Published April 18, 2019
In 2016 and 2017, Bernie Sanders raked in over a million bucks. Last year, his gross income was down to $561,293 — still not too shabby. The point is not to rib the senator about his membership in the top 1 percent, though that’s tempting. Nor is it to chide him for his relatively paltry charitable donations. His contributions to charity represented only 3.4 percent of his income, it’s true, but compared with some of his competitors in the Democratic field, that was generous. Beto O’Rourke reportedly contributed only one-third of one percent of his 2017 income ($370,412), and he may have underpaid his taxes by $4,000 by taking medical deductions in excess of the permitted amount. Amy Klobuchar, Kamala Harris, and Kirsten Gillibrand all gave less than 2 percent of their incomes away. Cory Booker and Pete Buttigieg have yet to release their tax returns, and of course President Trump is hiding behind a spectral audit (still not complete, three years on?) that in any case would present no legal obstacle to disclosure. Why he is hiding his “beautiful” tax returns is up to the imagination.
The question for Bernie Sanders is: How can you sleep at night knowing that you became rich at the expense of the middle class and the poor?
“But I didn’t,” he would doubtless protest. “I made my money by selling thousands of copies of Our Revolution.” Speaking on Fox News, he was defiant: “If anyone thinks I should apologize for writing a bestselling book, I’m sorry, I’m not going to do it.”
But he should apologize, according to his own logic. How many times has Bernie Sanders alleged that “millionaires and billionaires” are siphoning off all of the nation’s wealth and hoarding it for themselves? Here’s a typical example from a 2015 interview with the Des Moines Register:
Is it right that the middle class continues to disappear while there has been a massive transfer of wealth from working families to the top one-tenth of 1 percent? Trillions of dollars in the last 30 years have flowed from the middle class to the top one-tenth of 1 percent.
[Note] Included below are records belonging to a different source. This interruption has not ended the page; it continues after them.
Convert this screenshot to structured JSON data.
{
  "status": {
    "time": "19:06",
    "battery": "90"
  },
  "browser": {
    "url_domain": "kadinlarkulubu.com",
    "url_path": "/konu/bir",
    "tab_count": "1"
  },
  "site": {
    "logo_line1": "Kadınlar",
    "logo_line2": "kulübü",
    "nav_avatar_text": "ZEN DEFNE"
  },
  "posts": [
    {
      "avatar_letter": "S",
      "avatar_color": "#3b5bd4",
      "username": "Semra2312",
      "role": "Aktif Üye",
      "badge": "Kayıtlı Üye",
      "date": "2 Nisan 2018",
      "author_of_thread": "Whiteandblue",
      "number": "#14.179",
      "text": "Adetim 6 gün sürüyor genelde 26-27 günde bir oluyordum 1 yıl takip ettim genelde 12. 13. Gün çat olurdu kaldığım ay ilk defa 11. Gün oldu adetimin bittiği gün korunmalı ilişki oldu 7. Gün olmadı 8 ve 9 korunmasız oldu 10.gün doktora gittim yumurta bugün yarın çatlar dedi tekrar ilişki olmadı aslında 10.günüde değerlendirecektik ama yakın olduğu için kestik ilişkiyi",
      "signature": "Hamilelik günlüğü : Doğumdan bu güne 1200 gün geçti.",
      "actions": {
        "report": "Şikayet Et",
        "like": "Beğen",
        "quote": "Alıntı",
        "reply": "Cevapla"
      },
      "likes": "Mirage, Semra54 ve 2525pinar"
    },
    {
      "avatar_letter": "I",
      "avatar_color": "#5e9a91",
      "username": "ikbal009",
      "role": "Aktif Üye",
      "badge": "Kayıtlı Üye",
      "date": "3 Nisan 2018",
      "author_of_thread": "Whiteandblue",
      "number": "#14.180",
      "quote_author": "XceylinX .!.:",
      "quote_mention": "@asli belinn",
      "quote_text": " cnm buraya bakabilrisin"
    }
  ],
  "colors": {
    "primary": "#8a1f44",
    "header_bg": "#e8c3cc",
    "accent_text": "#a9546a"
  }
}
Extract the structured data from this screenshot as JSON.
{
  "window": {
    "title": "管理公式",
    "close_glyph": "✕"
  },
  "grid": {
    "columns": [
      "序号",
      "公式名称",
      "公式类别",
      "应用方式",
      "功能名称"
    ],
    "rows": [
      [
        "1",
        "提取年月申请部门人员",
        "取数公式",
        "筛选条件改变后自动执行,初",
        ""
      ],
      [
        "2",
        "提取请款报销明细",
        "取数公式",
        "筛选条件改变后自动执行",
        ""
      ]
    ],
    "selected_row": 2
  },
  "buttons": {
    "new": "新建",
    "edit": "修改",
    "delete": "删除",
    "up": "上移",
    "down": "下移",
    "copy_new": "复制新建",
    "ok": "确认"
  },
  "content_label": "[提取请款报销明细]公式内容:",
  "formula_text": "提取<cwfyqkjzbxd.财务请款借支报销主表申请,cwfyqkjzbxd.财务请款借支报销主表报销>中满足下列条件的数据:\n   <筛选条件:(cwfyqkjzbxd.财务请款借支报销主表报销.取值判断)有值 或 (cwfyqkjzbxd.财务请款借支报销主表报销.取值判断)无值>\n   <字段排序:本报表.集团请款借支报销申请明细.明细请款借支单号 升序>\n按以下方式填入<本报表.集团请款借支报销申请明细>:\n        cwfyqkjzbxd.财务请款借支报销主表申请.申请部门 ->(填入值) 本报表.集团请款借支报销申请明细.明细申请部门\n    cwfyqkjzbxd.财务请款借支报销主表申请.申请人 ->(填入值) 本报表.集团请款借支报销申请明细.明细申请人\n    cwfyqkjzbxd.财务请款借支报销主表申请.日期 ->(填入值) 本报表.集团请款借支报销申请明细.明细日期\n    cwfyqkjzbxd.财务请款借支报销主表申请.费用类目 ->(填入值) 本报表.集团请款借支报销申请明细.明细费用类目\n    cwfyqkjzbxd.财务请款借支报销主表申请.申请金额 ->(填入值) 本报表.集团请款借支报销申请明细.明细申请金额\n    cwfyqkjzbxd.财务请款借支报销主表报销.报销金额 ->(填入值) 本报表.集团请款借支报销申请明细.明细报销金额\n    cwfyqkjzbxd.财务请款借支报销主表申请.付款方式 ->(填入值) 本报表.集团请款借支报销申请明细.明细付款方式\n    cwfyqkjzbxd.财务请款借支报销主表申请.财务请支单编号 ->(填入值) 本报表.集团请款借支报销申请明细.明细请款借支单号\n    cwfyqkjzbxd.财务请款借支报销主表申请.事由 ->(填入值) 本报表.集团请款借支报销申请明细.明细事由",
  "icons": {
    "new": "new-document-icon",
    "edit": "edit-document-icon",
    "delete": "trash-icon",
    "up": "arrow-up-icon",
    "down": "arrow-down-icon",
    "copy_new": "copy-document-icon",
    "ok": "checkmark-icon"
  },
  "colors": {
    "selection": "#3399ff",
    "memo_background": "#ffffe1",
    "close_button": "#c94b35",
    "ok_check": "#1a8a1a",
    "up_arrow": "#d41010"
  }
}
And the American people say, ‘No, that’s not right.’
It’s also not true. Not remotely. Millionaires and billionaires acquire wealth by producing products and services that other people want to buy, from computers to Greek yogurt to bad books like Our Revolution. Sure, some millionaires and billionaires are born into wealth, but even they haven’t subtracted from the net worth of any other American. In fact, the rich tend to improve the lives of other Americans by 1) providing them with jobs, and 2) buying the products they manufacture, and 3) paying high taxes, and 4) contributing generously to charities (well, most rich people anyway, not presidential contenders).
As for Sanders’s notion that we have witnessed a “transfer of wealth from working families to the top one-tenth of 1 percent” — this is gibberish. How did that transfer happen? Were working families taxed heavily and the tippy-top one percenters excused? In that case, though it would be wrong to call it a transfer of wealth (the money wasn’t being deposited in Bill Gates’s account), it would amount to the rich being free riders when it comes to enjoying the goods of government including national defense, roads, food inspection, and so forth.
But, of course, that’s fantasy. As the Tax Foundation reports, in 2016 the top 1 percent earned 19.7 percent of total national income and paid 37.3 percent of income taxes. We have progressive tax rates, so the top 1 percent paid average taxes of 26.9 percent, which is seven times higher than taxpayers in the bottom half of the income distribution.
As the for the “shrinking middle class” Senator Sanders is always lamenting, it is shrinking, but only because so many more Americans are joining the upper class. If “middle class” is defined as households between two-thirds and twice the median household income, then the percentage has declined from 61 percent in 1971 to 50 percent in 2015. As Mark Perry of the American Enterprise Institute notes, those people can go only one of two places: up or down. Most of those who are no longer in the middle class are in the upper class (though some fell below as well). In 1969, fewer than one out of twelve households earned $100,000 or more. By 2016, 27.7 percent were in that category. Politicians thrive on stories of decline and victimization, but the story of the past few decades — despite ups and downs — is one of increasing national wealth.
Bernie Sanders is a one-percenter. If his wealth is tainted, it isn’t because he siphoned it from others, but because he earned it by peddling twaddle.
© 2019 Creators.com
Mona Charen is a senior fellow at the Ethics and Public Policy Center.